TASK ::
The whole listing should be written out again exactly.

┌──

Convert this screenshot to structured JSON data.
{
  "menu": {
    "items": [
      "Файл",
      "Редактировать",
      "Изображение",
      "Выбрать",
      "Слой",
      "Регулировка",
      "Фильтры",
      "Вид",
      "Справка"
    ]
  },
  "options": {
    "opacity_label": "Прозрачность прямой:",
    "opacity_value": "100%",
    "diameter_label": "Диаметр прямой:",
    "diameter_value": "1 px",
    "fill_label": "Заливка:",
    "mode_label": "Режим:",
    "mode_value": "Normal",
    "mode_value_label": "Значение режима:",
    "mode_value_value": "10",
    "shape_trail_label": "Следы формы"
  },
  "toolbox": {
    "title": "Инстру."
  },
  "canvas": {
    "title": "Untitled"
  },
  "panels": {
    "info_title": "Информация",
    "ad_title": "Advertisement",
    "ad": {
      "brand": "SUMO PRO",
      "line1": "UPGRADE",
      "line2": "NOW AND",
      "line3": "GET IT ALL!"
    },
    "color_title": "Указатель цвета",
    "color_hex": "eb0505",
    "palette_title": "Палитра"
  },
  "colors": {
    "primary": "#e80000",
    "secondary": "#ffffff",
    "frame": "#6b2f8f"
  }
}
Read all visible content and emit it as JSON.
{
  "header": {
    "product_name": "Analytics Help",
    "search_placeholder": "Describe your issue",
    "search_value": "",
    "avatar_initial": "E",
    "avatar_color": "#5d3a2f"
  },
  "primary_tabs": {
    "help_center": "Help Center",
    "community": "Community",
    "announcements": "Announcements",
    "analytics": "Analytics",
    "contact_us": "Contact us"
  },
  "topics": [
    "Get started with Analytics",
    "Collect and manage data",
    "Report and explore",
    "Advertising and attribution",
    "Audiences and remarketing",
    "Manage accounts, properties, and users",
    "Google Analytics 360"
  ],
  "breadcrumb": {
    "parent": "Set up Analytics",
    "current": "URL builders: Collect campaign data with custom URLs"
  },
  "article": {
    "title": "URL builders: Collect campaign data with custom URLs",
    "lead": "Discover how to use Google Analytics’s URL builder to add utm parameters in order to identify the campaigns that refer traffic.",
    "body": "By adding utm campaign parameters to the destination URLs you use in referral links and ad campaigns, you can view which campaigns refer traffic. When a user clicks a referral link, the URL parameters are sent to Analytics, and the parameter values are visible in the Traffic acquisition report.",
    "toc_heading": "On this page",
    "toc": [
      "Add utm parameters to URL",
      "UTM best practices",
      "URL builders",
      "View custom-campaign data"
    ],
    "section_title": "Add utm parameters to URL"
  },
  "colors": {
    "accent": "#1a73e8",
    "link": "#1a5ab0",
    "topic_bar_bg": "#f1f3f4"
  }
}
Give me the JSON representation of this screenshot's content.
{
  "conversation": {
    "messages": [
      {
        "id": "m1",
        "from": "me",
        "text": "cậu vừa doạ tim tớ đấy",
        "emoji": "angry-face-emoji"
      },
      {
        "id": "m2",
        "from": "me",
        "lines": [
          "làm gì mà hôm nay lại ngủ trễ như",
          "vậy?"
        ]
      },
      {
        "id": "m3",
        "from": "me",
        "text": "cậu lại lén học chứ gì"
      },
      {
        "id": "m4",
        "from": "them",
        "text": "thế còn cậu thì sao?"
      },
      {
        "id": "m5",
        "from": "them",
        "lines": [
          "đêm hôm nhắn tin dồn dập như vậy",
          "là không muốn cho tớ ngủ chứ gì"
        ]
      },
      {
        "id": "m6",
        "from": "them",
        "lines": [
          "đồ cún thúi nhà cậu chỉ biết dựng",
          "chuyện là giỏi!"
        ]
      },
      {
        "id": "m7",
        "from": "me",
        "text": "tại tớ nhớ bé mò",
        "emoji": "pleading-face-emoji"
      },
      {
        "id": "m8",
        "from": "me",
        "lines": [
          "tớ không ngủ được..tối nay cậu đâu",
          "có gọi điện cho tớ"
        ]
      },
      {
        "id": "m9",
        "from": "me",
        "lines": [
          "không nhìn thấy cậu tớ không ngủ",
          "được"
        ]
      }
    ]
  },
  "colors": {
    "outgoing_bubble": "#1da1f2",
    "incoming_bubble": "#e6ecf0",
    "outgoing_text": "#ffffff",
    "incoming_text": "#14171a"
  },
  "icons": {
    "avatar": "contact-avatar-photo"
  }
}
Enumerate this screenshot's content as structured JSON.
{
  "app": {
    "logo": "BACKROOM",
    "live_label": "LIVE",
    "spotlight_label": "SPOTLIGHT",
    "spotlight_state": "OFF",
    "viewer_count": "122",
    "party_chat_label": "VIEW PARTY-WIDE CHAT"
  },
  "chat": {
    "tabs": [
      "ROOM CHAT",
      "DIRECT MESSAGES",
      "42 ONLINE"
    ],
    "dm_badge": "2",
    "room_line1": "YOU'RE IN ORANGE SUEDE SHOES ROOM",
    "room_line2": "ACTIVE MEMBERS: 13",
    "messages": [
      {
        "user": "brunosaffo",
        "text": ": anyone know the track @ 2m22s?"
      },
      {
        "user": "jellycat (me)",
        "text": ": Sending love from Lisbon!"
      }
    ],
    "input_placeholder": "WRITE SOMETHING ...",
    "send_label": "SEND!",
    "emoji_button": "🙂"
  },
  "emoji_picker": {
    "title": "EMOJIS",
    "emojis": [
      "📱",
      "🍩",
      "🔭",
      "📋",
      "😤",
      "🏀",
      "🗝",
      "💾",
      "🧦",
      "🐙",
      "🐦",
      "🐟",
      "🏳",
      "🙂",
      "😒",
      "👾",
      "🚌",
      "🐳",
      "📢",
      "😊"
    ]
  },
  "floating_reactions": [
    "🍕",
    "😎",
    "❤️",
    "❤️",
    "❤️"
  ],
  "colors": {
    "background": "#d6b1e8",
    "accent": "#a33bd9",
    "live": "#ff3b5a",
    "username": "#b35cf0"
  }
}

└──

SOLUTION TO THIS TASK ::
Convert this screenshot to structured JSON data.
{
  "menu": {
    "items": [
      "Файл",
      "Редактировать",
      "Изображение",
      "Выбрать",
      "Слой",
      "Регулировка",
      "Фильтры",
      "Вид",
      "Справка"
    ]
  },
  "options": {
    "opacity_label": "Прозрачность прямой:",
    "opacity_value": "100%",
    "diameter_label": "Диаметр прямой:",
    "diameter_value": "1 px",
    "fill_label": "Заливка:",
    "mode_label": "Режим:",
    "mode_value": "Normal",
    "mode_value_label": "Значение режима:",
    "mode_value_value": "10",
    "shape_trail_label": "Следы формы"
  },
  "toolbox": {
    "title": "Инстру."
  },
  "canvas": {
    "title": "Untitled"
  },
  "panels": {
    "info_title": "Информация",
    "ad_title": "Advertisement",
    "ad": {
      "brand": "SUMO PRO",
      "line1": "UPGRADE",
      "line2": "NOW AND",
      "line3": "GET IT ALL!"
    },
    "color_title": "Указатель цвета",
    "color_hex": "eb0505",
    "palette_title": "Палитра"
  },
  "colors": {
    "primary": "#e80000",
    "secondary": "#ffffff",
    "frame": "#6b2f8f"
  }
}
Read all visible content and emit it as JSON.
{
  "header": {
    "product_name": "Analytics Help",
    "search_placeholder": "Describe your issue",
    "search_value": "",
    "avatar_initial": "E",
    "avatar_color": "#5d3a2f"
  },
  "primary_tabs": {
    "help_center": "Help Center",
    "community": "Community",
    "announcements": "Announcements",
    "analytics": "Analytics",
    "contact_us": "Contact us"
  },
  "topics": [
    "Get started with Analytics",
    "Collect and manage data",
    "Report and explore",
    "Advertising and attribution",
    "Audiences and remarketing",
    "Manage accounts, properties, and users",
    "Google Analytics 360"
  ],
  "breadcrumb": {
    "parent": "Set up Analytics",
    "current": "URL builders: Collect campaign data with custom URLs"
  },
  "article": {
    "title": "URL builders: Collect campaign data with custom URLs",
    "lead": "Discover how to use Google Analytics’s URL builder to add utm parameters in order to identify the campaigns that refer traffic.",
    "body": "By adding utm campaign parameters to the destination URLs you use in referral links and ad campaigns, you can view which campaigns refer traffic. When a user clicks a referral link, the URL parameters are sent to Analytics, and the parameter values are visible in the Traffic acquisition report.",
    "toc_heading": "On this page",
    "toc": [
      "Add utm parameters to URL",
      "UTM best practices",
      "URL builders",
      "View custom-campaign data"
    ],
    "section_title": "Add utm parameters to URL"
  },
  "colors": {
    "accent": "#1a73e8",
    "link": "#1a5ab0",
    "topic_bar_bg": "#f1f3f4"
  }
}
Give me the JSON representation of this screenshot's content.
{
  "conversation": {
    "messages": [
      {
        "id": "m1",
        "from": "me",
        "text": "cậu vừa doạ tim tớ đấy",
        "emoji": "angry-face-emoji"
      },
      {
        "id": "m2",
        "from": "me",
        "lines": [
          "làm gì mà hôm nay lại ngủ trễ như",
          "vậy?"
        ]
      },
      {
        "id": "m3",
        "from": "me",
        "text": "cậu lại lén học chứ gì"
      },
      {
        "id": "m4",
        "from": "them",
        "text": "thế còn cậu thì sao?"
      },
      {
        "id": "m5",
        "from": "them",
        "lines": [
          "đêm hôm nhắn tin dồn dập như vậy",
          "là không muốn cho tớ ngủ chứ gì"
        ]
      },
      {
        "id": "m6",
        "from": "them",
        "lines": [
          "đồ cún thúi nhà cậu chỉ biết dựng",
          "chuyện là giỏi!"
        ]
      },
      {
        "id": "m7",
        "from": "me",
        "text": "tại tớ nhớ bé mò",
        "emoji": "pleading-face-emoji"
      },
      {
        "id": "m8",
        "from": "me",
        "lines": [
          "tớ không ngủ được..tối nay cậu đâu",
          "có gọi điện cho tớ"
        ]
      },
      {
        "id": "m9",
        "from": "me",
        "lines": [
          "không nhìn thấy cậu tớ không ngủ",
          "được"
        ]
      }
    ]
  },
  "colors": {
    "outgoing_bubble": "#1da1f2",
    "incoming_bubble": "#e6ecf0",
    "outgoing_text": "#ffffff",
    "incoming_text": "#14171a"
  },
  "icons": {
    "avatar": "contact-avatar-photo"
  }
}
Enumerate this screenshot's content as structured JSON.
{
  "app": {
    "logo": "BACKROOM",
    "live_label": "LIVE",
    "spotlight_label": "SPOTLIGHT",
    "spotlight_state": "OFF",
    "viewer_count": "122",
    "party_chat_label": "VIEW PARTY-WIDE CHAT"
  },
  "chat": {
    "tabs": [
      "ROOM CHAT",
      "DIRECT MESSAGES",
      "42 ONLINE"
    ],
    "dm_badge": "2",
    "room_line1": "YOU'RE IN ORANGE SUEDE SHOES ROOM",
    "room_line2": "ACTIVE MEMBERS: 13",
    "messages": [
      {
        "user": "brunosaffo",
        "text": ": anyone know the track @ 2m22s?"
      },
      {
        "user": "jellycat (me)",
        "text": ": Sending love from Lisbon!"
      }
    ],
    "input_placeholder": "WRITE SOMETHING ...",
    "send_label": "SEND!",
    "emoji_button": "🙂"
  },
  "emoji_picker": {
    "title": "EMOJIS",
    "emojis": [
      "📱",
      "🍩",
      "🔭",
      "📋",
      "😤",
      "🏀",
      "🗝",
      "💾",
      "🧦",
      "🐙",
      "🐦",
      "🐟",
      "🏳",
      "🙂",
      "😒",
      "👾",
      "🚌",
      "🐳",
      "📢",
      "😊"
    ]
  },
  "floating_reactions": [
    "🍕",
    "😎",
    "❤️",
    "❤️",
    "❤️"
  ],
  "colors": {
    "background": "#d6b1e8",
    "accent": "#a33bd9",
    "live": "#ff3b5a",
    "username": "#b35cf0"
  }
}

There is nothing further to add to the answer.